▸ Task statement: Which lines in the records below contain the word "Choice"? Copy each of them.
======== Data for processing ========
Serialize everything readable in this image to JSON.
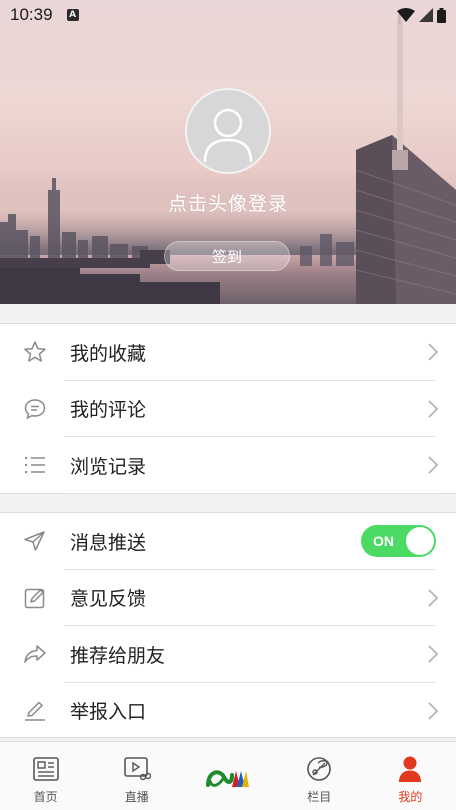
{
  "status_bar": {
    "time": "10:39",
    "notification_badge": "A"
  },
  "profile": {
    "login_prompt": "点击头像登录",
    "signin_label": "签到"
  },
  "menu_group_1": [
    {
      "label": "我的收藏",
      "icon": "star-icon"
    },
    {
      "label": "我的评论",
      "icon": "comment-icon"
    },
    {
      "label": "浏览记录",
      "icon": "list-icon"
    }
  ],
  "menu_group_2": [
    {
      "label": "消息推送",
      "icon": "send-icon",
      "toggle": "ON"
    },
    {
      "label": "意见反馈",
      "icon": "edit-icon"
    },
    {
      "label": "推荐给朋友",
      "icon": "share-icon"
    },
    {
      "label": "举报入口",
      "icon": "pencil-icon"
    }
  ],
  "bottom_nav": [
    {
      "label": "首页",
      "icon": "news-icon"
    },
    {
      "label": "直播",
      "icon": "video-icon"
    },
    {
      "label": "",
      "icon": "logo-icon"
    },
    {
      "label": "栏目",
      "icon": "column-icon"
    },
    {
      "label": "我的",
      "icon": "person-icon",
      "active": true
    }
  ],
  "colors": {
    "accent": "#e0391d",
    "toggle_on": "#4cd964",
    "background": "#f2f2f2"
  }
}
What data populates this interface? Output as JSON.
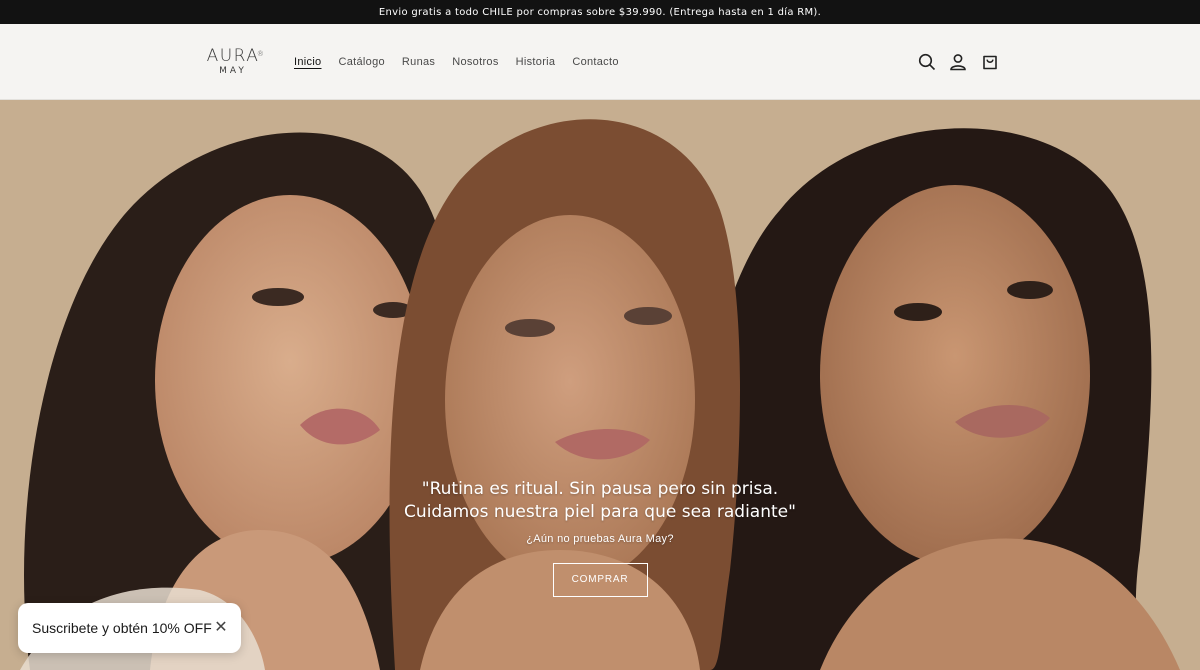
{
  "announcement": {
    "text": "Envio gratis a todo CHILE por compras sobre $39.990. (Entrega hasta en 1 día RM)."
  },
  "logo": {
    "line1": "AURA",
    "line2": "MAY",
    "mark": "®"
  },
  "nav": {
    "items": [
      {
        "label": "Inicio",
        "active": true
      },
      {
        "label": "Catálogo"
      },
      {
        "label": "Runas"
      },
      {
        "label": "Nosotros"
      },
      {
        "label": "Historia"
      },
      {
        "label": "Contacto"
      }
    ]
  },
  "header_icons": [
    "search-icon",
    "account-icon",
    "cart-icon"
  ],
  "hero": {
    "quote": "\"Rutina es ritual. Sin pausa pero sin prisa. Cuidamos nuestra piel para que sea radiante\"",
    "subtitle": "¿Aún no pruebas Aura May?",
    "button": "COMPRAR"
  },
  "popup": {
    "text": "Suscribete y obtén 10% OFF",
    "close": "✕"
  },
  "colors": {
    "announcement_bg": "#121212",
    "header_bg": "#f5f4f2",
    "hero_bg": "#c4ad8f"
  }
}
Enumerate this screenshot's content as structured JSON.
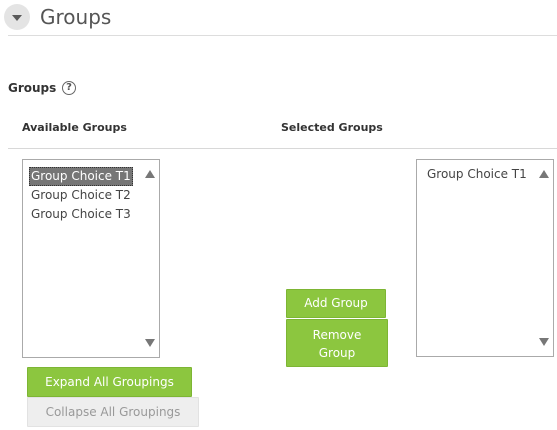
{
  "section": {
    "title": "Groups"
  },
  "field": {
    "label": "Groups",
    "help_glyph": "?"
  },
  "available": {
    "header": "Available Groups",
    "options": [
      "Group Choice T1",
      "Group Choice T2",
      "Group Choice T3"
    ],
    "selected_index": 0
  },
  "selected": {
    "header": "Selected Groups",
    "options": [
      "Group Choice T1"
    ]
  },
  "actions": {
    "add_label": "Add Group",
    "remove_label_line1": "Remove",
    "remove_label_line2": "Group",
    "expand_label": "Expand All Groupings",
    "collapse_label": "Collapse All Groupings"
  },
  "icons": {
    "toggle": "chevron-down-icon",
    "help": "help-icon",
    "scroll_up": "scroll-up-arrow-icon",
    "scroll_down": "scroll-down-arrow-icon"
  },
  "colors": {
    "accent_green": "#8cc63f",
    "selected_option_bg": "#767676",
    "disabled_button_bg": "#eeeeee"
  }
}
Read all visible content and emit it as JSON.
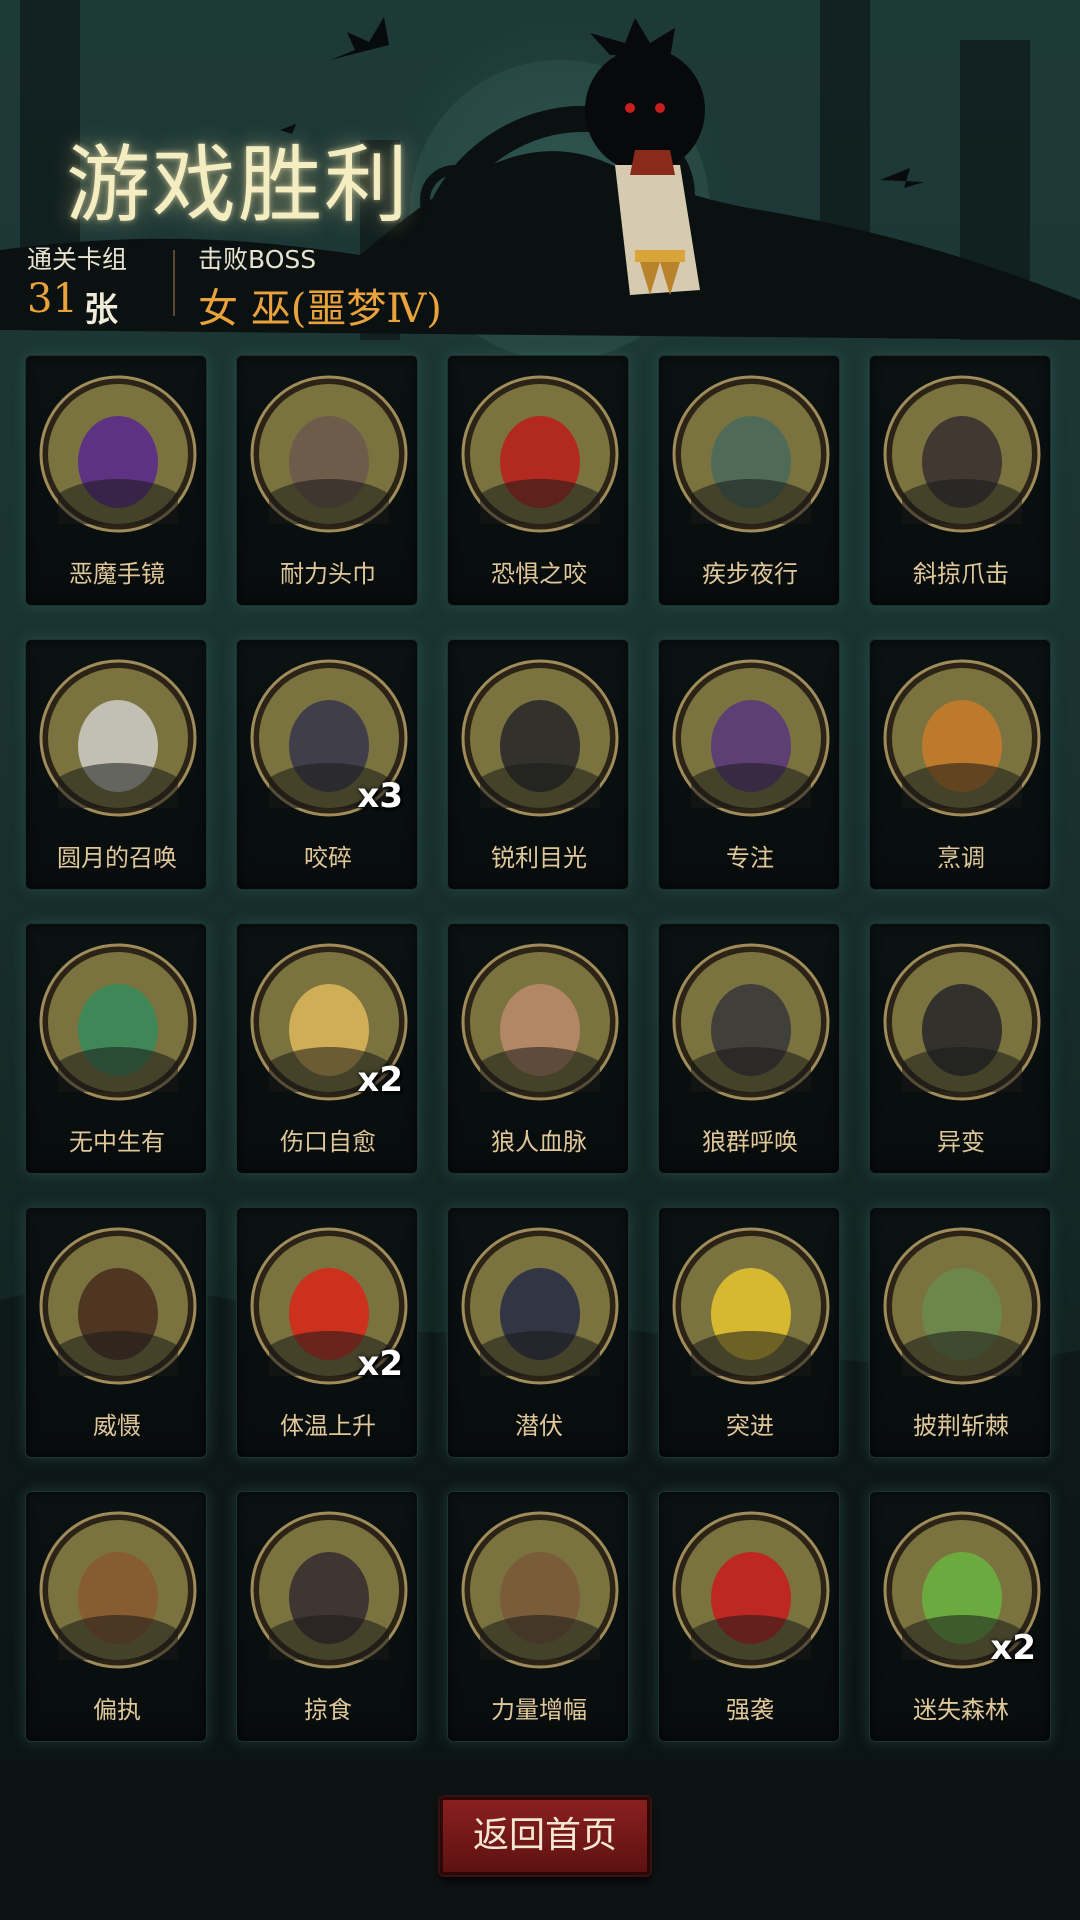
{
  "title": "游戏胜利",
  "stats": {
    "deck_label": "通关卡组",
    "deck_count": "31",
    "deck_unit": "张",
    "boss_label": "击败BOSS",
    "boss_name": "女 巫(噩梦Ⅳ)"
  },
  "cards": [
    {
      "label": "恶魔手镜",
      "icon": "demon-mirror-icon",
      "count": ""
    },
    {
      "label": "耐力头巾",
      "icon": "bandana-icon",
      "count": ""
    },
    {
      "label": "恐惧之咬",
      "icon": "fear-bite-icon",
      "count": ""
    },
    {
      "label": "疾步夜行",
      "icon": "night-stride-icon",
      "count": ""
    },
    {
      "label": "斜掠爪击",
      "icon": "claw-strike-icon",
      "count": ""
    },
    {
      "label": "圆月的召唤",
      "icon": "full-moon-icon",
      "count": ""
    },
    {
      "label": "咬碎",
      "icon": "crush-bite-icon",
      "count": "x3"
    },
    {
      "label": "锐利目光",
      "icon": "sharp-gaze-icon",
      "count": ""
    },
    {
      "label": "专注",
      "icon": "focus-wizard-icon",
      "count": ""
    },
    {
      "label": "烹调",
      "icon": "cooking-fox-icon",
      "count": ""
    },
    {
      "label": "无中生有",
      "icon": "something-from-nothing-icon",
      "count": ""
    },
    {
      "label": "伤口自愈",
      "icon": "wound-heal-icon",
      "count": "x2"
    },
    {
      "label": "狼人血脉",
      "icon": "werewolf-blood-icon",
      "count": ""
    },
    {
      "label": "狼群呼唤",
      "icon": "pack-call-icon",
      "count": ""
    },
    {
      "label": "异变",
      "icon": "mutation-icon",
      "count": ""
    },
    {
      "label": "威慑",
      "icon": "intimidate-icon",
      "count": ""
    },
    {
      "label": "体温上升",
      "icon": "body-heat-icon",
      "count": "x2"
    },
    {
      "label": "潜伏",
      "icon": "lurk-icon",
      "count": ""
    },
    {
      "label": "突进",
      "icon": "charge-icon",
      "count": ""
    },
    {
      "label": "披荆斩棘",
      "icon": "cut-thorns-icon",
      "count": ""
    },
    {
      "label": "偏执",
      "icon": "paranoia-icon",
      "count": ""
    },
    {
      "label": "掠食",
      "icon": "predation-icon",
      "count": ""
    },
    {
      "label": "力量增幅",
      "icon": "strength-boost-icon",
      "count": ""
    },
    {
      "label": "强袭",
      "icon": "assault-icon",
      "count": ""
    },
    {
      "label": "迷失森林",
      "icon": "lost-forest-icon",
      "count": "x2"
    }
  ],
  "footer": {
    "home_button": "返回首页"
  },
  "colors": {
    "accent": "#e9a23c",
    "card_label": "#e0c79a",
    "button": "#7a1b1b",
    "medallion": "#7a733f"
  }
}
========
▸ Exercise answer:
      "Group Choice T1",
      "Group Choice T2",
      "Group Choice T3"
      "Group Choice T1"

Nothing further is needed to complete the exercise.